U.S. Customs and Border Protection’s (CBP) office of field operations will be implementing new procedures for small boats entering the country in 2016.
On December 22, the CBP announced new inspection procedures for foreign flagged private boats entering the U.S. These procedures will be in addition to the current reporting process.
All operators of pleasure boats must report to CBP immediately: if they are arriving in the U.S. from a foreign port or location; if they had contact with another vessel outside the U.S.; or if they have received merchandise outside U.S. territorial waters.
Canadian registered boats moored full-time in Washington marinas will need to report in person the first time they return from Canadian waters. Operators should request a cruising license which will then allow them to report as usual (e.g. NEXUS) for the remainder of the year.
“The cruising license will greatly facilitate multiple entries during the year and avoid additional fees for boaters,” said Bellingham port director Diana Sandoval.
A cruising license may be available to boats departing from Canada and arriving in the Puget Sound area. Cruising licenses may exempt some foreign flagged pleasure boats from having to undergo formal CBP entrance and clearance procedures, except at the first CBP port of entry each year. Cruising licenses are normally valid for one year.
The operator of a foreign flagged or undocumented foreign pleasure boat without a valid U.S. cruising license must obtain CBP clearance before leaving a port in the U.S.
Foreign flagged boats traveling under a cruising license would not be required to purchase a CBP decal, which is currently $27.50, for the year.
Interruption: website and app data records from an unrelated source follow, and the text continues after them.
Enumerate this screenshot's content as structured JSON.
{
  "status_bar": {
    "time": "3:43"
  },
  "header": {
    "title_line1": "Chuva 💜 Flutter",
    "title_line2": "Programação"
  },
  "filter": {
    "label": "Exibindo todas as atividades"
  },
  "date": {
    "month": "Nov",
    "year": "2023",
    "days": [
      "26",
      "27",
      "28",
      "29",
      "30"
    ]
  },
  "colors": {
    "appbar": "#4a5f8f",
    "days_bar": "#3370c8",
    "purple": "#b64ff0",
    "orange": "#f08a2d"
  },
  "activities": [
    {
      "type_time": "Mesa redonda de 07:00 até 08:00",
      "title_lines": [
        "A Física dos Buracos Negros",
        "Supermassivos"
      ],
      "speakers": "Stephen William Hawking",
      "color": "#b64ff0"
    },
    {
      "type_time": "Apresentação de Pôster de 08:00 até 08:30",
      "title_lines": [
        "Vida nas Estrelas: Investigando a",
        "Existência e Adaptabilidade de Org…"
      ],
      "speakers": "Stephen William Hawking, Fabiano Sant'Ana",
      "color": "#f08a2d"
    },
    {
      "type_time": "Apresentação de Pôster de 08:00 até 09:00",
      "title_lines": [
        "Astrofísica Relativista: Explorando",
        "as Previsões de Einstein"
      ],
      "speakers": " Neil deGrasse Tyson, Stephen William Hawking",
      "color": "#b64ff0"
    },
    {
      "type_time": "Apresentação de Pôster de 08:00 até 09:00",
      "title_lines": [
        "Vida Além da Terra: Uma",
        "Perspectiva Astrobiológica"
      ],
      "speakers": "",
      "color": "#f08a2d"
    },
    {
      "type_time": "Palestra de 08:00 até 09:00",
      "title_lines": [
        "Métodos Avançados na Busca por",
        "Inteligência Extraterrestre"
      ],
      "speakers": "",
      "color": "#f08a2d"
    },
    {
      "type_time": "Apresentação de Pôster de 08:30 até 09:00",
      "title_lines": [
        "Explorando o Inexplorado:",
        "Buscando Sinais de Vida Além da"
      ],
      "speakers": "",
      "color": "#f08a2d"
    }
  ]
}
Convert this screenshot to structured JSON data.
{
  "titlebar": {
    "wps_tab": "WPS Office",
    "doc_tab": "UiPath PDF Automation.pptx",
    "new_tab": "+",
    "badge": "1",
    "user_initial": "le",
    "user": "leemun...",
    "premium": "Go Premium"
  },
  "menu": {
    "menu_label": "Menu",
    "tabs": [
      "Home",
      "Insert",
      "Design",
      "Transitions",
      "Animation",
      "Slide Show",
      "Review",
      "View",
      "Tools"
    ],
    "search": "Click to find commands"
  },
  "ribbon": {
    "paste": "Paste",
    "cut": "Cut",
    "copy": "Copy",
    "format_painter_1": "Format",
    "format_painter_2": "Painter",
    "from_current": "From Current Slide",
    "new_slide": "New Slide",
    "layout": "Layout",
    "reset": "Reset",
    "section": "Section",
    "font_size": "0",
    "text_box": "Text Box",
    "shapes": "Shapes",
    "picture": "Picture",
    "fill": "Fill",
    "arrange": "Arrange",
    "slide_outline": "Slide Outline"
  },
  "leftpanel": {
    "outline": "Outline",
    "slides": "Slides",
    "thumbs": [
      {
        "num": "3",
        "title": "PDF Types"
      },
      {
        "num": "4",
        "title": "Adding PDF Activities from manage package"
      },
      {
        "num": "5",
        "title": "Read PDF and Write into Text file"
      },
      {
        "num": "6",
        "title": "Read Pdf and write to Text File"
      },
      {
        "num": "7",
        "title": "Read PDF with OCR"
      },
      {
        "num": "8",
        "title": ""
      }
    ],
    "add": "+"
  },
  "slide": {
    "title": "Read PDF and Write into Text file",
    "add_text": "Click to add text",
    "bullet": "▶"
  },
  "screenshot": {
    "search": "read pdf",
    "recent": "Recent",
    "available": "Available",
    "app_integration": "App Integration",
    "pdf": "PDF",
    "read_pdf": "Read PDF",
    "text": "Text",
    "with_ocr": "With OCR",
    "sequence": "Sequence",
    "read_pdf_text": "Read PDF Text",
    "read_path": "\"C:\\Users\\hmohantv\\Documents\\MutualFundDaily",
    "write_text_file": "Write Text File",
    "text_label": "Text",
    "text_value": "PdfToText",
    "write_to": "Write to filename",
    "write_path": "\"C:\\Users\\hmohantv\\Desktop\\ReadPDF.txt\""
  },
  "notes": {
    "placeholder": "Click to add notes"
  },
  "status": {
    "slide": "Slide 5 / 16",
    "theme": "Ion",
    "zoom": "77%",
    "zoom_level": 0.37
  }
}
For questions, please contact the small boat reporting line at 800/562-5943.